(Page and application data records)
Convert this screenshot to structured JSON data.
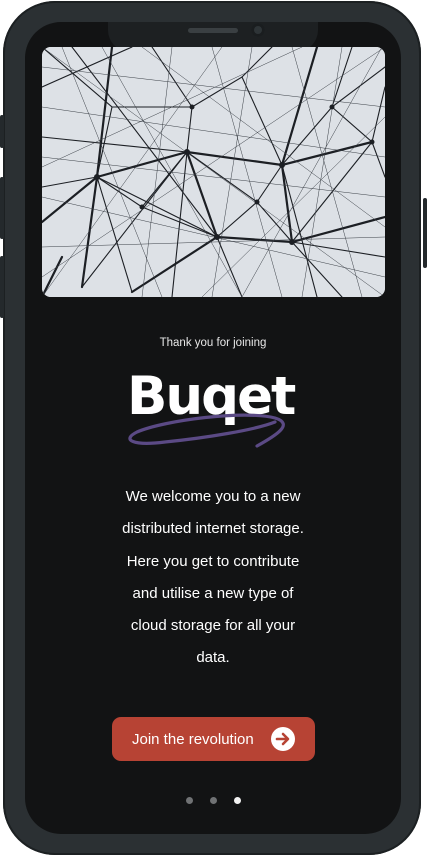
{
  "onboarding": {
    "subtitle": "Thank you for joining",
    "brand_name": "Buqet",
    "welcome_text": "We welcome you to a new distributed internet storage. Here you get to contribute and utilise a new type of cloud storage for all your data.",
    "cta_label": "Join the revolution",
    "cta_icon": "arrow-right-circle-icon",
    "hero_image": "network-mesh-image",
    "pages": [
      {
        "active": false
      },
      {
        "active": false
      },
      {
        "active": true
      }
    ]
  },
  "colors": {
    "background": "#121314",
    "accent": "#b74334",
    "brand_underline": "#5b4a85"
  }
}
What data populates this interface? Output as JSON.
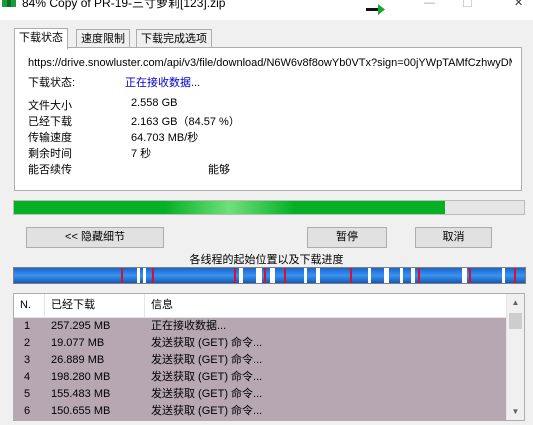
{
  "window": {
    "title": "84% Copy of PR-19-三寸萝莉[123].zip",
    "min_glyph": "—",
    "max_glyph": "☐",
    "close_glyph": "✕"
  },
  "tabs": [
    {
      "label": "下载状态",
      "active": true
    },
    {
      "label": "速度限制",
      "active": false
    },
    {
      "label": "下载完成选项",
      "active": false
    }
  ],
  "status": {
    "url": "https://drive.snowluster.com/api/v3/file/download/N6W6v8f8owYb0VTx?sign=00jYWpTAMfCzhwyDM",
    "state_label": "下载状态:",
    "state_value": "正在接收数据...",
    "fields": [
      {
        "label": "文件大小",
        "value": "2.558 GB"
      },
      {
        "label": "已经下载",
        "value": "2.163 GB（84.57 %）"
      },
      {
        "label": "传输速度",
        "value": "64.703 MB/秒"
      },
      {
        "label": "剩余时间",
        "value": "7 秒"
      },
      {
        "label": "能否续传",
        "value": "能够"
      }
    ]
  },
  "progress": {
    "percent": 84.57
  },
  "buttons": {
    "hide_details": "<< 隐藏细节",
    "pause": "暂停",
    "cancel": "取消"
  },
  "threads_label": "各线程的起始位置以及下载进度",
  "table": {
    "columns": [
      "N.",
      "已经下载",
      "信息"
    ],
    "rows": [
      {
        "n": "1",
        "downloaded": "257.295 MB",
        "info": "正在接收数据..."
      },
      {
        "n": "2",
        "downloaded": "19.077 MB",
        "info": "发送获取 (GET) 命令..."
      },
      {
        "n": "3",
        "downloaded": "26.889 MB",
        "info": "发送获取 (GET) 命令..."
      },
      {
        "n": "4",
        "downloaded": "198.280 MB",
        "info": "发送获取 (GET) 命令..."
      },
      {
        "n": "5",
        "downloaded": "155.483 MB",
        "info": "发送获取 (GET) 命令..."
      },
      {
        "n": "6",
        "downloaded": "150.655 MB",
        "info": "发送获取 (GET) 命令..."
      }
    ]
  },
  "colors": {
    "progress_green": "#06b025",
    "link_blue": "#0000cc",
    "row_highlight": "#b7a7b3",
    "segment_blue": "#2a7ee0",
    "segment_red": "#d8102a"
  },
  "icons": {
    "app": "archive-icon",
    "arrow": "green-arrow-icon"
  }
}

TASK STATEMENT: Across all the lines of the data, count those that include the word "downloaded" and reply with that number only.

RESULT: 6